The analysis, titled ASEAN-6: Watching weather risks, found that previous El Nino events resulted in drier conditions, high temperatures, and a delay in rainfall.
Past El Niño events resulted in a delay in crop sowing and reduced agricultural output, with rice to be most affected. Higher power demand to counter high temperatures can also have an inflationary impact.
Export bans by key trading partners have been a feature of previous events, and India banned exports of non-basmati white rice earlier this month, sending the commodity to a 10-year high.
India, Thailand, and Vietnam account for more than half the global rice exports.
According to the research report, seasonal rains in Thailand are 40% below normal and reservoirs are half of their capacity with the Thai government urging its farmers to cut their rice planting to conserve water, and switch to less water consuming crops, after earlier suggestions to grow one paddy crop cycle instead of two.
The opposite problem has struck China, with Typhoon Doksuri inundating corn and rice crops in the north.
"Flood will indeed affect rice production in the northeast, and it may reduce rice production by 3%-5% in flood-affected areas," Ma Wenfeng, senior analyst at Beijing Orient Agribusiness Consultant, told Reuters.
Fitch Ratings on Friday said heavy rain in China's grain-producing region is likely to put upward pressure on global rice prices. Corn has also been affected with corn imports expected to climb to an all-time high of 23 million metric tons after 2% of the national crop was flood affected.
El Niño looking more likely
The investment references a blog post appearing on the US government’s Climate.gov that presents the current state of predictive models.
Based on current sea temperatures, the latest US National Weather Service estimates there is a 95% probability that El Niño will continue through through December 2023 to February 2024.

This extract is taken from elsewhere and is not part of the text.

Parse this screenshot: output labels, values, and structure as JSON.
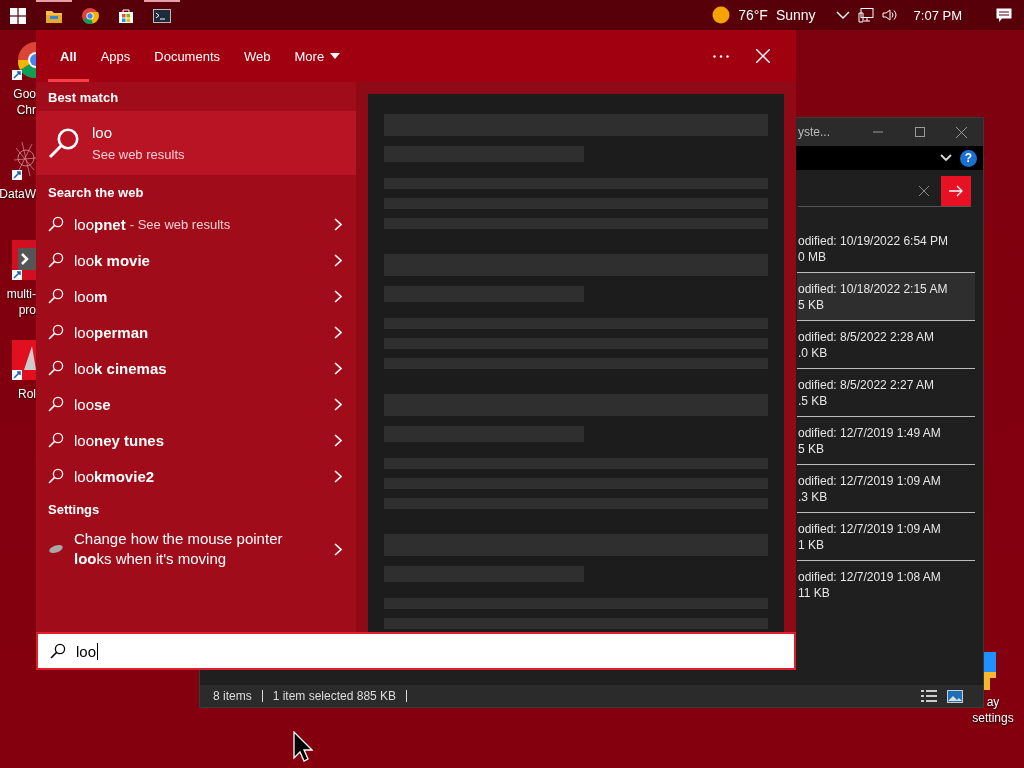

Based on that sea level temperature, the confidence that an El Niño event will occur is high.
The weather pattern will be fuelled by warmer-than-average water under the surface of the tropical Pacific, where subsurface temperatures are the third-warmest June value since 1979. This warm subsurface will feed the surface for the next few months, helping to sustain El Niño conditions, the analysis concluded.
Expectation of severity is also increasing. The article estimates there is about an 80% chance that this El Niño will be at least moderate, a 50% chance it will be strong, and 20% chance it will be severe. Generally, the report stated, the stronger the sea surface temperature anomaly, the stronger the atmospheric response, and the more consistent the pattern of El Niño’s remote impacts on rain and temperature patterns.
Impact on ASEAN nations
According to the researchers, countries are already stepping up imports of cereals and food grains to cap domestic prices. Earlier this year Indonesia signed an import agreement with four countries to quell rising domestic prices as well as build buffers, while the Philippine government also plans to extend reduced import tariffs on rice and other commodities beyond 2023 to ease inflationary pressures.
Thailand and Philippines are most vulnerable to inflation with food accounting for the largest share of the inflation basket. Malaysia and Philippines are highly dependent on cereal imports, while Singapore imports over 90% of its food.
The DBS bank researchers see the impact on ASEAN countries below.